> _What to work on_: Set down each line of the records once more, precisely, and omit the pictures.

::::

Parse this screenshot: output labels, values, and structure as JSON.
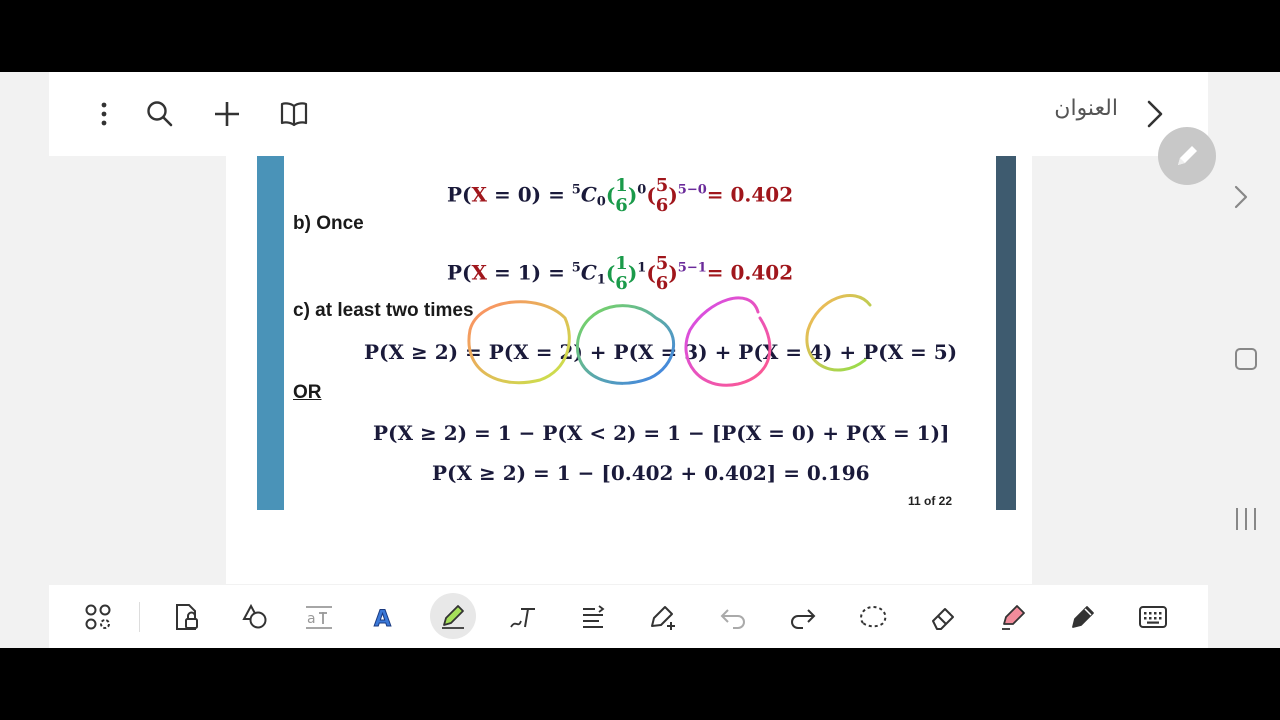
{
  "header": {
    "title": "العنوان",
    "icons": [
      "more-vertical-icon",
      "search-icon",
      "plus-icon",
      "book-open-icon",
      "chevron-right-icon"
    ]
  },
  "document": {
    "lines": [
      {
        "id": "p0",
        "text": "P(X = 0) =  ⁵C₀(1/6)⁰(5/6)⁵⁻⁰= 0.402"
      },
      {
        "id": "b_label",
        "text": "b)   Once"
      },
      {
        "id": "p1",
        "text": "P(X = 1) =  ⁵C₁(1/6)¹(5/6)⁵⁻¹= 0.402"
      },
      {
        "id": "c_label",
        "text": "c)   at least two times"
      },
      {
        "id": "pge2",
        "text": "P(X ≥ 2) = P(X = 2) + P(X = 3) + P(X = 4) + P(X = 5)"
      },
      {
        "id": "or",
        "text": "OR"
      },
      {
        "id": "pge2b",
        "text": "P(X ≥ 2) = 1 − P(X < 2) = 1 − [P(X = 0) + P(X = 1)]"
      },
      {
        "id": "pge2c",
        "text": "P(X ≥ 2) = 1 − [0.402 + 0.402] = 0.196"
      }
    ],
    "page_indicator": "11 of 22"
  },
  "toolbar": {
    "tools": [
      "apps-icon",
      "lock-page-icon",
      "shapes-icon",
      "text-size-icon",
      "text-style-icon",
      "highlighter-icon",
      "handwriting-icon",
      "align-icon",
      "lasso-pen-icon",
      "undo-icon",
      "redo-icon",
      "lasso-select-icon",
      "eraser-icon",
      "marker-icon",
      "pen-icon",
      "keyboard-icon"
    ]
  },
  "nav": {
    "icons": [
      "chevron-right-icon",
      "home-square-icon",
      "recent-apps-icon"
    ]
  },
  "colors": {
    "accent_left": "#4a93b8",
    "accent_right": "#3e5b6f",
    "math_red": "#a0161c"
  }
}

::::

> _Exercise answer_:
Parse this screenshot: output labels, values, and structure as JSON.
{
  "header": {
    "title": "العنوان",
    "icons": [
      "more-vertical-icon",
      "search-icon",
      "plus-icon",
      "book-open-icon",
      "chevron-right-icon"
    ]
  },
  "document": {
    "lines": [
      {
        "id": "p0",
        "text": "P(X = 0) =  ⁵C₀(1/6)⁰(5/6)⁵⁻⁰= 0.402"
      },
      {
        "id": "b_label",
        "text": "b)   Once"
      },
      {
        "id": "p1",
        "text": "P(X = 1) =  ⁵C₁(1/6)¹(5/6)⁵⁻¹= 0.402"
      },
      {
        "id": "c_label",
        "text": "c)   at least two times"
      },
      {
        "id": "pge2",
        "text": "P(X ≥ 2) = P(X = 2) + P(X = 3) + P(X = 4) + P(X = 5)"
      },
      {
        "id": "or",
        "text": "OR"
      },
      {
        "id": "pge2b",
        "text": "P(X ≥ 2) = 1 − P(X < 2) = 1 − [P(X = 0) + P(X = 1)]"
      },
      {
        "id": "pge2c",
        "text": "P(X ≥ 2) = 1 − [0.402 + 0.402] = 0.196"
      }
    ],
    "page_indicator": "11 of 22"
  },
  "toolbar": {
    "tools": [
      "apps-icon",
      "lock-page-icon",
      "shapes-icon",
      "text-size-icon",
      "text-style-icon",
      "highlighter-icon",
      "handwriting-icon",
      "align-icon",
      "lasso-pen-icon",
      "undo-icon",
      "redo-icon",
      "lasso-select-icon",
      "eraser-icon",
      "marker-icon",
      "pen-icon",
      "keyboard-icon"
    ]
  },
  "nav": {
    "icons": [
      "chevron-right-icon",
      "home-square-icon",
      "recent-apps-icon"
    ]
  },
  "colors": {
    "accent_left": "#4a93b8",
    "accent_right": "#3e5b6f",
    "math_red": "#a0161c"
  }
}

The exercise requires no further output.